And that, perhaps, will not displease either coach. For all their philosophical differences, what was striking about this game was just how aware both teams were of the other’s strengths, their capacity to inflict damage. That, more than anything, might have been the enduring lesson of their encounter in a semifinal last season: Madrid conscious of just how good City can be; City conscious that a team can be as good as it likes against Madrid and still lose.
Real, on home territory, was at times so passive that it tried its fans’ patience; the Bernabéu is not used, after all, to its visitors having the temerity to keep the ball for long periods of time.

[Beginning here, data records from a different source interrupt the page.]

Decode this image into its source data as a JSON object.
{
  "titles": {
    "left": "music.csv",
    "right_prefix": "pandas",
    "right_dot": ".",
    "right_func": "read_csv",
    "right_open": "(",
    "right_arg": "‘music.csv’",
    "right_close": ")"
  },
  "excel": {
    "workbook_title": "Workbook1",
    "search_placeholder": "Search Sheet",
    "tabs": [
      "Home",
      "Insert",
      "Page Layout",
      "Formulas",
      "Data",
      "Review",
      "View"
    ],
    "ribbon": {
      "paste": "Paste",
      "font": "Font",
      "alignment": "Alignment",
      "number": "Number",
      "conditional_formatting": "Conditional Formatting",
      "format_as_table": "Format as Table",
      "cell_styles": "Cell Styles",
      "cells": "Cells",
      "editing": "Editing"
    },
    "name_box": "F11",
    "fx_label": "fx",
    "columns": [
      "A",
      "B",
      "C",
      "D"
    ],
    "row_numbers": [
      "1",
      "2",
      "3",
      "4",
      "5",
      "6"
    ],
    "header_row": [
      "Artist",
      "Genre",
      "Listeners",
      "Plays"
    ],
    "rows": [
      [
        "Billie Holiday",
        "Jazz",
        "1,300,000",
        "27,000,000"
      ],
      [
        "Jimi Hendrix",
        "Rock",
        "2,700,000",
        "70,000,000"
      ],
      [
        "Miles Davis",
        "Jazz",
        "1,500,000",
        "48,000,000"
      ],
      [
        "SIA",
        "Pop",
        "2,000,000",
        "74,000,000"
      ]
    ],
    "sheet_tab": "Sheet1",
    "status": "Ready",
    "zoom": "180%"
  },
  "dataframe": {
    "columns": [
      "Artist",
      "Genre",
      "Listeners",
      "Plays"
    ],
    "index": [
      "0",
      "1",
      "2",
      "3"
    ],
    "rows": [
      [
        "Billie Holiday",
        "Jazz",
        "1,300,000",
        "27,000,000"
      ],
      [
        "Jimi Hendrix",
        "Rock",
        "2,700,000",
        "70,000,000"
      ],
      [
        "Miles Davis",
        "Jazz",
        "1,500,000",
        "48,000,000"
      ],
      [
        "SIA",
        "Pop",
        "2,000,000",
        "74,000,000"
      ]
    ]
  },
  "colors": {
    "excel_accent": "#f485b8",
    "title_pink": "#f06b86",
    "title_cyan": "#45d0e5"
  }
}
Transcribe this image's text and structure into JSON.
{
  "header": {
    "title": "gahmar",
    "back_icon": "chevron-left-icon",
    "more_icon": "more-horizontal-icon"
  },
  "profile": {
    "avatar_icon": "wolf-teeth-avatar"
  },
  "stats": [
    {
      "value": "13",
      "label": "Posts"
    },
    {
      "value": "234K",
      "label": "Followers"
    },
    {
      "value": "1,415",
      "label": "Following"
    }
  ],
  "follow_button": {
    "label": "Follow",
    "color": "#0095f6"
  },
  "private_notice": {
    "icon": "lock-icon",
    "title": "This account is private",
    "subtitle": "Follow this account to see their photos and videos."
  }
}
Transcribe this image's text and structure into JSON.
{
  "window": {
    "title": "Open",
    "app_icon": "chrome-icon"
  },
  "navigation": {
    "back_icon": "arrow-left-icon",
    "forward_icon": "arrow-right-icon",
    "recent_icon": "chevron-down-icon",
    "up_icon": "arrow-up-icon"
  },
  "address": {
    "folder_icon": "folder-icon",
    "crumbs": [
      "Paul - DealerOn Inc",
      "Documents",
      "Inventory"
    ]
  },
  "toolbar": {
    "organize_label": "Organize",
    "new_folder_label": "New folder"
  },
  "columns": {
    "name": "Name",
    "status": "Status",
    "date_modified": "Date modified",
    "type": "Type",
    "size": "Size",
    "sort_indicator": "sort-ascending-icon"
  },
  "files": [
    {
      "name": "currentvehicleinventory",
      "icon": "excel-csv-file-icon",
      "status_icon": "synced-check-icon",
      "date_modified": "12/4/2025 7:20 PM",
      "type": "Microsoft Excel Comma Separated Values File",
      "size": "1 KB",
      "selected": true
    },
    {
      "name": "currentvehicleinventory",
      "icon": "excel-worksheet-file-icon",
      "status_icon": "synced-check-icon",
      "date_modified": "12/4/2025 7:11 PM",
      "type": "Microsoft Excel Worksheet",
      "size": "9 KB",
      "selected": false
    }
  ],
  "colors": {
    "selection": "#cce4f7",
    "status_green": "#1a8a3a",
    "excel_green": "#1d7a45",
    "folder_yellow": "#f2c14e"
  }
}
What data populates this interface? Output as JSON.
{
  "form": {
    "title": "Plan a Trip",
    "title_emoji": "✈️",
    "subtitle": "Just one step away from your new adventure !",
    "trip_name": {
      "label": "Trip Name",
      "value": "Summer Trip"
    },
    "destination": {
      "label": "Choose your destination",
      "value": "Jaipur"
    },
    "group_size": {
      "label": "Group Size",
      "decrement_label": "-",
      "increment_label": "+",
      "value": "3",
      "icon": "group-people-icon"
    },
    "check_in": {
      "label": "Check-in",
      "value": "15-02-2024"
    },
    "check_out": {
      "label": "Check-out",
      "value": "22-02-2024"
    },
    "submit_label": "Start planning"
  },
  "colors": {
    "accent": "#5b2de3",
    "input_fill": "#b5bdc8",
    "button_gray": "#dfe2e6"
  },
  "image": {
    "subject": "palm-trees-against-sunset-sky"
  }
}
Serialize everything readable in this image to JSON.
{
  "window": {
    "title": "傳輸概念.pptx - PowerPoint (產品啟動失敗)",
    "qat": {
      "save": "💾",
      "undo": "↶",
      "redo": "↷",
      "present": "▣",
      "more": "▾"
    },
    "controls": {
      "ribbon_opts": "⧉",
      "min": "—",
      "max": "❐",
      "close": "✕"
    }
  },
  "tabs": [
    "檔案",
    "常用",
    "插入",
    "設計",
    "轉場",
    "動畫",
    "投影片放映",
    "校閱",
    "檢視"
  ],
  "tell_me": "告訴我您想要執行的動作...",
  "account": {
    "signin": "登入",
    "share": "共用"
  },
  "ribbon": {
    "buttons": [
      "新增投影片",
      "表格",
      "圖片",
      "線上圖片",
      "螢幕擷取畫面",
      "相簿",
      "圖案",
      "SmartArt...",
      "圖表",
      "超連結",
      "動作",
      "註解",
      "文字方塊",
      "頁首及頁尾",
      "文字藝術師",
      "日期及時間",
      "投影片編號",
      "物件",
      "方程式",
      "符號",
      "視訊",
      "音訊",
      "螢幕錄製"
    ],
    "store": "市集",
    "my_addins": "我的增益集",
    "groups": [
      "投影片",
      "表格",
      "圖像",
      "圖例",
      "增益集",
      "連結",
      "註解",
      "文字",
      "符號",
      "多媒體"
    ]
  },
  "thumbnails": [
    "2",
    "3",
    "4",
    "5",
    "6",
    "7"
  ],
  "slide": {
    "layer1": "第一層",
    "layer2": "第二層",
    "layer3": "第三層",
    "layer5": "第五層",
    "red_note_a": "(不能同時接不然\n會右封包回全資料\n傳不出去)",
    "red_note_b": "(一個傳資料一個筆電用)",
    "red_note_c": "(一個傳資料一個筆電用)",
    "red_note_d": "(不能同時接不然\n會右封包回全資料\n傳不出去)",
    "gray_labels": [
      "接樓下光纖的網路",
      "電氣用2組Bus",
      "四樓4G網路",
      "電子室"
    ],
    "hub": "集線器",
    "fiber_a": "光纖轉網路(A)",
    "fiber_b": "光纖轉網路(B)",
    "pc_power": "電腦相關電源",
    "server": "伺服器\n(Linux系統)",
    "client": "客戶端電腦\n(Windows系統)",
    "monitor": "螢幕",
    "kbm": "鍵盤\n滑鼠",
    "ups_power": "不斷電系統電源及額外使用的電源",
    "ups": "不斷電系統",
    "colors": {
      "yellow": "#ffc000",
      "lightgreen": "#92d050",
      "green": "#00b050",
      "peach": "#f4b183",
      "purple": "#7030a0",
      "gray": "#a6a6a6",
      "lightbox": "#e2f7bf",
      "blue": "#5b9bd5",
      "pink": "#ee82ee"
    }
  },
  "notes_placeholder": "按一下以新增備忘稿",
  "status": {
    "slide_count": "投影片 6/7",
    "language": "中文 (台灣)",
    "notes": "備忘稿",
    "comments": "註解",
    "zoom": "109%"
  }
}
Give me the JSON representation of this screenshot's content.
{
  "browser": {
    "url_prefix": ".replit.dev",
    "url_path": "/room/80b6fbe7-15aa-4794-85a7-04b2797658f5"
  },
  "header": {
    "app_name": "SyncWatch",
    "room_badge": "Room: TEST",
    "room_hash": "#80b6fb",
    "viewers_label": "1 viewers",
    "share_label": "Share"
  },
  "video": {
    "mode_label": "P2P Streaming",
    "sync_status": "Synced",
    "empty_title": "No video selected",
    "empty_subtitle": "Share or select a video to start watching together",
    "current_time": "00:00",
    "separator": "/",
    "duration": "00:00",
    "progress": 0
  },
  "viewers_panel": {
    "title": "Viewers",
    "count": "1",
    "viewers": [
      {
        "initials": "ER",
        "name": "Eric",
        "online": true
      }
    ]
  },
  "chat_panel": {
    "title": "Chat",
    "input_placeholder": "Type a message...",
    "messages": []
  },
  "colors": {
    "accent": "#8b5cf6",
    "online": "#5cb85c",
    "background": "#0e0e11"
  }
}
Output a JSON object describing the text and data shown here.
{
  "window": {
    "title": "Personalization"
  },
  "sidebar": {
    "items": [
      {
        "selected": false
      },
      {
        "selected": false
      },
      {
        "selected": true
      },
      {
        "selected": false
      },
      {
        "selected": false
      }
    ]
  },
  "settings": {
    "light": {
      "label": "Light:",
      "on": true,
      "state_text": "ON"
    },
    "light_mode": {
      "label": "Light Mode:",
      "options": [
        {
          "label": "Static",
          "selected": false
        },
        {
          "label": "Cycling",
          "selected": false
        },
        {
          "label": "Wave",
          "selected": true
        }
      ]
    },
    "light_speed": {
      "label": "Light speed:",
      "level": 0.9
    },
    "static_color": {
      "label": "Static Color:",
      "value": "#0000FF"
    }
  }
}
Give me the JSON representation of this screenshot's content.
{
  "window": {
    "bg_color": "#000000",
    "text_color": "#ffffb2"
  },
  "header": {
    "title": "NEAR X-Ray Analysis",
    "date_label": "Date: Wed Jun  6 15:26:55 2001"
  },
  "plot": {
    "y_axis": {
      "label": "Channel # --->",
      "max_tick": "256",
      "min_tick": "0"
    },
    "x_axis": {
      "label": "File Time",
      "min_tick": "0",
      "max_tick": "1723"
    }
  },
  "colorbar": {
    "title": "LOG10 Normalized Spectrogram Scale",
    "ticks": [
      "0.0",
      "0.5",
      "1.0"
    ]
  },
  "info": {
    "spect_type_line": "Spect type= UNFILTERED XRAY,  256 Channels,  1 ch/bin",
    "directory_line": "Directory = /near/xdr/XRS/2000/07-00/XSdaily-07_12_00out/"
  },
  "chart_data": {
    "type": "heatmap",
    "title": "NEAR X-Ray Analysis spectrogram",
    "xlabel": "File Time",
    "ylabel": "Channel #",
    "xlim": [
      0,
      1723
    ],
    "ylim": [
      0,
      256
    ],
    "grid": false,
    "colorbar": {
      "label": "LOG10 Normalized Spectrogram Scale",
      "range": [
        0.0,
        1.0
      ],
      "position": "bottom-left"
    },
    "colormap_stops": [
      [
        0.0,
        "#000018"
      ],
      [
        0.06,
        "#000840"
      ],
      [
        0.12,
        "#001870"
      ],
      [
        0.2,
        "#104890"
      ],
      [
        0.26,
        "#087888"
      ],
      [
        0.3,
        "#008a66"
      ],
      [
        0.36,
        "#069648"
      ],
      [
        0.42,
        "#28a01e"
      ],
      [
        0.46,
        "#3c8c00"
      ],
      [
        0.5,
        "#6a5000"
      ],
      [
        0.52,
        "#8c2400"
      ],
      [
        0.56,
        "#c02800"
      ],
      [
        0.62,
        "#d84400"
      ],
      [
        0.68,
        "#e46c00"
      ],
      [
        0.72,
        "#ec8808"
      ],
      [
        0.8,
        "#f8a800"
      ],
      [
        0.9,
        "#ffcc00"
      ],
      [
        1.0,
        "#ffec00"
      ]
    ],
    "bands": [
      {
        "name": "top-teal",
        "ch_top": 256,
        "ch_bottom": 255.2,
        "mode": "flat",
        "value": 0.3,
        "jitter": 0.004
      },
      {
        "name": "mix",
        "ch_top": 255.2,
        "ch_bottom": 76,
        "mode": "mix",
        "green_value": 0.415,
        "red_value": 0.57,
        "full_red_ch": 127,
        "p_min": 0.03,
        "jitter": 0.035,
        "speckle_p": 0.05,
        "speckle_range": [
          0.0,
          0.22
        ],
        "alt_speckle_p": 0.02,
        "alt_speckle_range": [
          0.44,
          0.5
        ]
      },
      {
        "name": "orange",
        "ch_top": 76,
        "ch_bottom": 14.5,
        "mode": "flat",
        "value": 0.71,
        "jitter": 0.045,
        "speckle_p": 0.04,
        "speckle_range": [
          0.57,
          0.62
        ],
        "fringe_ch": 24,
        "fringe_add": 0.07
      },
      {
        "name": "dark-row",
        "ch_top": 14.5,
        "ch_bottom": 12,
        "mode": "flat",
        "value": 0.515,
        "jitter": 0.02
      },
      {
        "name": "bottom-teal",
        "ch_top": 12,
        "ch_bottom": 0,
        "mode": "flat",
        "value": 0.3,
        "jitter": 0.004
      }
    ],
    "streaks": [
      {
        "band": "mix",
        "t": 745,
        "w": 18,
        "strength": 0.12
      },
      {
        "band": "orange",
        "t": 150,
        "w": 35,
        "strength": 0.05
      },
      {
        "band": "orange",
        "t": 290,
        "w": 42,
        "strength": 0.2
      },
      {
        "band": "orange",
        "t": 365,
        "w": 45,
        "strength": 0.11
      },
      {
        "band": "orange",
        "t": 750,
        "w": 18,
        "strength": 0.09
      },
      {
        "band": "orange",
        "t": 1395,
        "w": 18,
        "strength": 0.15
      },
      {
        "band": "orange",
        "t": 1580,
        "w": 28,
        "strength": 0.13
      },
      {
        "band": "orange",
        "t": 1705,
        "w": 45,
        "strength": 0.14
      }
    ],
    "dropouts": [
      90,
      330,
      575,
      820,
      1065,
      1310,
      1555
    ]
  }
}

There was a point, midway through the first half, when City’s passing started to affront the crowd’s dignity: What had started as whistling turned, slowly but surely, into jeers.
For Ancelotti, though, that was a price worth paying: Tactically, strategically, it made sense for Real to dig in, to sit deep, to lie in wait, and then to pick its moments. A few minutes later, his approach bore fruit: Eduardo Camavinga, playing the hybrid fullback/midfielder role that is so de rigueur these days, spotted a gap and levered it open, then found Vinícius Júnior in sufficient space to fizz a shot past Ederson.